It's not clear why the participant list may have been of interest to Gavrish. In an email dated Sept. 15 — four days after the conference closed — Komov said he was passing on a "detailed file with the foreigners' contacts just in case" and asked to meet the following day. Asked to comment on the list, Komov said in an email to BuzzFeed News, "All the information in the attachments does not properly reflect reality and [may be] misleading if published," but he did not respond to follow-up questions asking what was incorrect about the documents or why he had emailed them to Gavrish.
The spreadsheet shows confirmed attendance at the conference "gala" from government officials, religious leaders, and activists from around 50 countries. These include France's Aymeric Chauprade — a member of the European Parliament from the far-right Front National party — the Hungarian Minister of State for Family Affairs Katalin Veresné Novák, and Kyrgyzstan's First Lady, Raisa Atambaeva. The guest list notes that several members of parliament from European countries had been "recommended" for the event by Russian MP Yelena Mizulina, author of the so-called "gay propaganda" law. Nineteen are identified as coming from the United States — including the National Organization of Marriage's Brian Brown — most of whom were "recommended" by the World Congress of Families.

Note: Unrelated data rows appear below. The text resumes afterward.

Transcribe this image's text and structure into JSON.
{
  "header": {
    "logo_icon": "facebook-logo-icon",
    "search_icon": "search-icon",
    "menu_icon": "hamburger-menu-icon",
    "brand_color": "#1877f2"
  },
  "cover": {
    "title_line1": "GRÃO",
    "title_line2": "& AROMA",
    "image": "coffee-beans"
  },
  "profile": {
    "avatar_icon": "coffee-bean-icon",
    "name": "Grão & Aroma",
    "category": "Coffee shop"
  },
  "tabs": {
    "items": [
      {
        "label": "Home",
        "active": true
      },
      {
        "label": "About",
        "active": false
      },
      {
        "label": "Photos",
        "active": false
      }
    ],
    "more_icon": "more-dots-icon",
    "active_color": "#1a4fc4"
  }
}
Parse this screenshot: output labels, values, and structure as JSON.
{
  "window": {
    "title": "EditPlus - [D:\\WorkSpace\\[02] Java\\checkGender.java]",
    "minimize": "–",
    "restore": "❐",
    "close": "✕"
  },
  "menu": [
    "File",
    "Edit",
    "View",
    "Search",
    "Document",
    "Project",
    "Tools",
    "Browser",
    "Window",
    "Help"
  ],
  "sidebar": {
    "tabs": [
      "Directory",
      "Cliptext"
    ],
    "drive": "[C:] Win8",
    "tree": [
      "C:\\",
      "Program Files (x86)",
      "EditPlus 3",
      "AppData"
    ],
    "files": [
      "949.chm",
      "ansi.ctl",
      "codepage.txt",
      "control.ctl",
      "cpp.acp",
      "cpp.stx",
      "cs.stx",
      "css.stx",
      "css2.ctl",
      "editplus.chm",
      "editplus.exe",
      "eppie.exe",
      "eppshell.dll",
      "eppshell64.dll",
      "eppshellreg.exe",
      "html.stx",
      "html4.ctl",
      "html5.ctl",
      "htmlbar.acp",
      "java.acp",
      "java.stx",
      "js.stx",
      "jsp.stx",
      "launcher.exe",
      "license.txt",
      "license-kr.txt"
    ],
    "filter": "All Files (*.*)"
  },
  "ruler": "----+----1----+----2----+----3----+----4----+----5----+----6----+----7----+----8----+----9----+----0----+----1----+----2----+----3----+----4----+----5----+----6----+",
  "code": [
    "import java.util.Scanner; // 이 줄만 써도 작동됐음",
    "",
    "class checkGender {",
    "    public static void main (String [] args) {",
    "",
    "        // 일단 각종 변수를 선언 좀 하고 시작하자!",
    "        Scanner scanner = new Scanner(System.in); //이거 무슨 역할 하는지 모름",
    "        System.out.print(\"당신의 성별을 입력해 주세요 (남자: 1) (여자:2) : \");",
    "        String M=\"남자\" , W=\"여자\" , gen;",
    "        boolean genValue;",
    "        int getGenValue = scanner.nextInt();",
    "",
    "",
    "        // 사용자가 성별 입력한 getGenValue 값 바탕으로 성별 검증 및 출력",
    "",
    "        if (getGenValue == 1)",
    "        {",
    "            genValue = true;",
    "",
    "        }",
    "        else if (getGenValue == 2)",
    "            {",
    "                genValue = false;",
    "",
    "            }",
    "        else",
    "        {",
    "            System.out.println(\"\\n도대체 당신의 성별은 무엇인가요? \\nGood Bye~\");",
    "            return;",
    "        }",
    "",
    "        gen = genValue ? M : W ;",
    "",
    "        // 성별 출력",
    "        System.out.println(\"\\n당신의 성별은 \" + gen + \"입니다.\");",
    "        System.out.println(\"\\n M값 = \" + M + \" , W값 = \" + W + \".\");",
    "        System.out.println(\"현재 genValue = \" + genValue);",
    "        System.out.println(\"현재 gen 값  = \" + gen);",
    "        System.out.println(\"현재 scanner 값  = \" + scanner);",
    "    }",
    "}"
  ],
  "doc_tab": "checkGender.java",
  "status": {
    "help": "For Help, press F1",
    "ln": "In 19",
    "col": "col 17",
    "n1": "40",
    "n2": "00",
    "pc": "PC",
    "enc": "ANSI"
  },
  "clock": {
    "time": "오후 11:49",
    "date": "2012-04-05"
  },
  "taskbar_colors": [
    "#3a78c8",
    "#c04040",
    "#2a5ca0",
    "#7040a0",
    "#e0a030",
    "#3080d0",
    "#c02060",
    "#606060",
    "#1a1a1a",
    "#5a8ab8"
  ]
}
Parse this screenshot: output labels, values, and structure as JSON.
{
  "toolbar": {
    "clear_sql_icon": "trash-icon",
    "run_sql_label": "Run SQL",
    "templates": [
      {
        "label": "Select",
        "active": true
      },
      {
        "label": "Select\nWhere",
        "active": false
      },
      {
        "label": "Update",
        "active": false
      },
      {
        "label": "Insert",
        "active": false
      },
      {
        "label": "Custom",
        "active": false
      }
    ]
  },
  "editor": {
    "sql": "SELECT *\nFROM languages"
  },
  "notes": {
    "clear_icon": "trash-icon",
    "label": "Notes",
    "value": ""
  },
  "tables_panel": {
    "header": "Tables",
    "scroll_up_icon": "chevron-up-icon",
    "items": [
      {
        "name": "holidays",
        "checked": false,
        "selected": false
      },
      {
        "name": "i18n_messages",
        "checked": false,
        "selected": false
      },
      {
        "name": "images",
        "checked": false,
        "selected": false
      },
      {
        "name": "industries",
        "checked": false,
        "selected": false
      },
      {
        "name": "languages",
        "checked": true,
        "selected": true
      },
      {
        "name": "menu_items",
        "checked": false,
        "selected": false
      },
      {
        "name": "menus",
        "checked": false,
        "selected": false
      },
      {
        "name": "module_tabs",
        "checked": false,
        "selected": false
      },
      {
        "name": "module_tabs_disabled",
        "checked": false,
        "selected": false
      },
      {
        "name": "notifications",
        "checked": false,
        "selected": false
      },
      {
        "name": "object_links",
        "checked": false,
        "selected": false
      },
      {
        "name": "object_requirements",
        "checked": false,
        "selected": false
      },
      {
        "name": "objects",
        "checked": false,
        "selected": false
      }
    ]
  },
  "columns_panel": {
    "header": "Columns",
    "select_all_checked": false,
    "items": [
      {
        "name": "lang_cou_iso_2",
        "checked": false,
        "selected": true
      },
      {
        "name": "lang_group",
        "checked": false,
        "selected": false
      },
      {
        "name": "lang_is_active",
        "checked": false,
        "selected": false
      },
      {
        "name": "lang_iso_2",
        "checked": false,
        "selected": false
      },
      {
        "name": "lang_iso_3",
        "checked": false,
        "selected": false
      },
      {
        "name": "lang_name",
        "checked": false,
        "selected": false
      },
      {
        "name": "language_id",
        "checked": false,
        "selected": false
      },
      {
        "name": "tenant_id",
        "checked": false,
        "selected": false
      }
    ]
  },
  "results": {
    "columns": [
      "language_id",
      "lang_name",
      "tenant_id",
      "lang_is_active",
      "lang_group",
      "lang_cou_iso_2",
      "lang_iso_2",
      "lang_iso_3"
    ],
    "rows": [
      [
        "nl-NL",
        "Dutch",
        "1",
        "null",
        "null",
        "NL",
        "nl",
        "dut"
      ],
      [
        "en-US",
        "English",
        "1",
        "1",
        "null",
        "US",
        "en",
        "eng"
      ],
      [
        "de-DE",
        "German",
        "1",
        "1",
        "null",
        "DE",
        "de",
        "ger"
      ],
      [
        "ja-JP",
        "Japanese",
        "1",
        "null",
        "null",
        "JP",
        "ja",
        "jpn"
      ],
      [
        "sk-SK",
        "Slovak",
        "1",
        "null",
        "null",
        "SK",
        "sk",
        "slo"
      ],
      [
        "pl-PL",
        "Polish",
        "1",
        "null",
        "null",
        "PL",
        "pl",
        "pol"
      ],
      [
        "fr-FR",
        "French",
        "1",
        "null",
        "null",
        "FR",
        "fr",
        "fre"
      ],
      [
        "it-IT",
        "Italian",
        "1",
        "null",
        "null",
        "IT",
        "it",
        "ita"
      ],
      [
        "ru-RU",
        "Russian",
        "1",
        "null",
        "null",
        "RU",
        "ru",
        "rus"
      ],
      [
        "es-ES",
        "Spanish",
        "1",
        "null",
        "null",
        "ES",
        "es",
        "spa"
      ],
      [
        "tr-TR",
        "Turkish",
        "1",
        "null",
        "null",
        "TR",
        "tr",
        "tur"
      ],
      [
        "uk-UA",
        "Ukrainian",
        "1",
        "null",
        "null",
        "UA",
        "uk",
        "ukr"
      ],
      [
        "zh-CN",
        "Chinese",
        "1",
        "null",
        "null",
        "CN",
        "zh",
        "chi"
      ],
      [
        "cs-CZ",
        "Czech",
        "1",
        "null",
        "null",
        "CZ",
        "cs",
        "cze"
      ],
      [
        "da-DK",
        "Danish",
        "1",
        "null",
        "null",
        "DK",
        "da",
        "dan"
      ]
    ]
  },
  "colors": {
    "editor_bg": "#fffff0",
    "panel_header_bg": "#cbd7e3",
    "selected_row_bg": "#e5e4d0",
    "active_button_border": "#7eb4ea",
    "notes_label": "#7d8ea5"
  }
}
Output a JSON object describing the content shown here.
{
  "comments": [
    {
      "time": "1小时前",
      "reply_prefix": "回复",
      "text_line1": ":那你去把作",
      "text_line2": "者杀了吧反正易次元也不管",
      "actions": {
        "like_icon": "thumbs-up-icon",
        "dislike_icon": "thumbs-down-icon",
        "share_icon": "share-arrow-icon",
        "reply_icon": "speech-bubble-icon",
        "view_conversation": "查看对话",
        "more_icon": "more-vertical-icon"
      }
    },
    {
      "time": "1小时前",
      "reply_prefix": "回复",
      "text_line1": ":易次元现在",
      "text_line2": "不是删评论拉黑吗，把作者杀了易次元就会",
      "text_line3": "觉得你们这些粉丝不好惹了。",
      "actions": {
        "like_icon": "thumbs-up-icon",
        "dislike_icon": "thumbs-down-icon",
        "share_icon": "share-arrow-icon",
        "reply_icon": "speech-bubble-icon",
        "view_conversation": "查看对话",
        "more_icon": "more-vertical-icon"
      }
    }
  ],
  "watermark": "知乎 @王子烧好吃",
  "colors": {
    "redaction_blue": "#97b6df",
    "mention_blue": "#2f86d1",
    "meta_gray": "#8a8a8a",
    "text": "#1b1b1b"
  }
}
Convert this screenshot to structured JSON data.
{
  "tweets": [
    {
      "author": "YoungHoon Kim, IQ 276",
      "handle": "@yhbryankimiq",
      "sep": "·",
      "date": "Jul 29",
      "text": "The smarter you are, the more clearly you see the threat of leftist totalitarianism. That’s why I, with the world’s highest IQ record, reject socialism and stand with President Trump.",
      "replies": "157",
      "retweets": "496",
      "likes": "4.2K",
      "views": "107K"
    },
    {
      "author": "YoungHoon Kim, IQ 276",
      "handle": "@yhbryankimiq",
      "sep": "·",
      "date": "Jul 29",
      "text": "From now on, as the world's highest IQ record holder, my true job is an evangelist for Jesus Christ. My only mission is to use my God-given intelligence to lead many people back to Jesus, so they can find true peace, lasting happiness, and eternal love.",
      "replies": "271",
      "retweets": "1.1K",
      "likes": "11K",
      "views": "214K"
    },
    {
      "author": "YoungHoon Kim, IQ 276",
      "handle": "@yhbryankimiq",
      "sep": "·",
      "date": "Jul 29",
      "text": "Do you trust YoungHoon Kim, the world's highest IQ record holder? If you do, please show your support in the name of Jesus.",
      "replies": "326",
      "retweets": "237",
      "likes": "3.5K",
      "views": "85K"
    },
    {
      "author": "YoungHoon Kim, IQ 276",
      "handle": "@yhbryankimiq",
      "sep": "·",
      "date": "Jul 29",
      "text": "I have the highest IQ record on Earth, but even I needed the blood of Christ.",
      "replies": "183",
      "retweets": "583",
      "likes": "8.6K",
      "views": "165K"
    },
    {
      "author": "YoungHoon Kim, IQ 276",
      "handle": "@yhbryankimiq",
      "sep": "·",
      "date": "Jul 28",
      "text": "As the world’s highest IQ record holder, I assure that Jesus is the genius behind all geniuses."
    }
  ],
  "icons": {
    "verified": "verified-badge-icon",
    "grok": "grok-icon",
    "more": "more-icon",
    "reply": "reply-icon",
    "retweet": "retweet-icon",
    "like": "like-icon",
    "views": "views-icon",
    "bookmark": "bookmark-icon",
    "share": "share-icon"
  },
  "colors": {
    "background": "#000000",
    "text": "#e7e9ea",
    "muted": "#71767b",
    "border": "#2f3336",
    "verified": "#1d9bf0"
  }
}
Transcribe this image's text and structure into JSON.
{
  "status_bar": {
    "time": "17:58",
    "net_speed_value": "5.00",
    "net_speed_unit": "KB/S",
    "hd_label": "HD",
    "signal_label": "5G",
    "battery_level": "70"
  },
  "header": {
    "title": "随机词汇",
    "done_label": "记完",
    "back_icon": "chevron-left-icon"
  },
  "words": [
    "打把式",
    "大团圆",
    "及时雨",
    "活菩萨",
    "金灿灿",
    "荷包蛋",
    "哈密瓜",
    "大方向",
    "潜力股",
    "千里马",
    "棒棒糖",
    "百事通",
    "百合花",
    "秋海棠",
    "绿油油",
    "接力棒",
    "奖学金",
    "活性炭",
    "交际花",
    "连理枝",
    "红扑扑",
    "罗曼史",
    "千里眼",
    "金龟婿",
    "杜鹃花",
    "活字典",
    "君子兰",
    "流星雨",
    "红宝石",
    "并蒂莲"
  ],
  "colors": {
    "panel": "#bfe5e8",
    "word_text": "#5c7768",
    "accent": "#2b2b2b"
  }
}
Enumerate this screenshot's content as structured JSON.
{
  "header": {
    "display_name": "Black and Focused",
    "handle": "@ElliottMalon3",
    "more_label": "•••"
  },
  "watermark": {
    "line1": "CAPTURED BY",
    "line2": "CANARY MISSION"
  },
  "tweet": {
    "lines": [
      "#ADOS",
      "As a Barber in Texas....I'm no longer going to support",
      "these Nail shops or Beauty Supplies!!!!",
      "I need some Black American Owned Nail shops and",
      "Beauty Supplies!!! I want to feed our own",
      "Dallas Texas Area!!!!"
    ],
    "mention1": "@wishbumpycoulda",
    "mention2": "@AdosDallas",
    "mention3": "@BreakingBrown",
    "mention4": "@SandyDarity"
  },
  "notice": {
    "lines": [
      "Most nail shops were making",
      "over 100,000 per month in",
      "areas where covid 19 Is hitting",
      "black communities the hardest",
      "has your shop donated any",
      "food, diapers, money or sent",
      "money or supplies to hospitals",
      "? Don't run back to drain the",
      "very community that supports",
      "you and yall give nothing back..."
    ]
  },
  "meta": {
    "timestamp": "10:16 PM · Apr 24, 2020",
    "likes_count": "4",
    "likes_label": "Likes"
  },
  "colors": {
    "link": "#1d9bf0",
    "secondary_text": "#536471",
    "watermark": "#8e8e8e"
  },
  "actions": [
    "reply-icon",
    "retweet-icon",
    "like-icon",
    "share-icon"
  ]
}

The spreadsheet appears to indicate who paid for the attendees' flights, and the biggest sponsor was the Foundation of St. Andrew the First Called, which is chaired by Yakunin. The foundation is named alongside 57 of the 166 participants under a column labeled "plain," an apparent misspelling of "plane." Most of the other attendees are described as "paying own way" in this field.
Russians invited include Igor Shchegolev – a senior aide to Putin – and Father Tikhon, an Orthodox monk said to be Putin's confessor, but the list including their names does not indicate whether they accepted the invitation.
The conference closed with a declaration calling on the world to stand against LGBT rights in order to "unite before the threat of total dehumanization of society, to set up a barrier on the road of ideology-lined, state-supported interference in the private lives of people, in an attempt to foist specific sexual lifestyles and preferences of the minority upon the majority."
In one email addressed to Komov, Brian Brown of the National Organization for Marriage wrote that the "the Forum was amazing and all of this press will work to the greater benefit of the pro-family worldwide movement if we respond properly." It also contained an advance copy of an op-ed to run in the Washington Times under Brown's byline that highlights "the new form of cultural imperialism" represented by LGBT rights groups like the Human Rights Campaign and the International Lesbian and Gay Association.
Komov forwarded Brown's note to Malofeev and Gavrish, with the introduction, "The empire strikes back :)"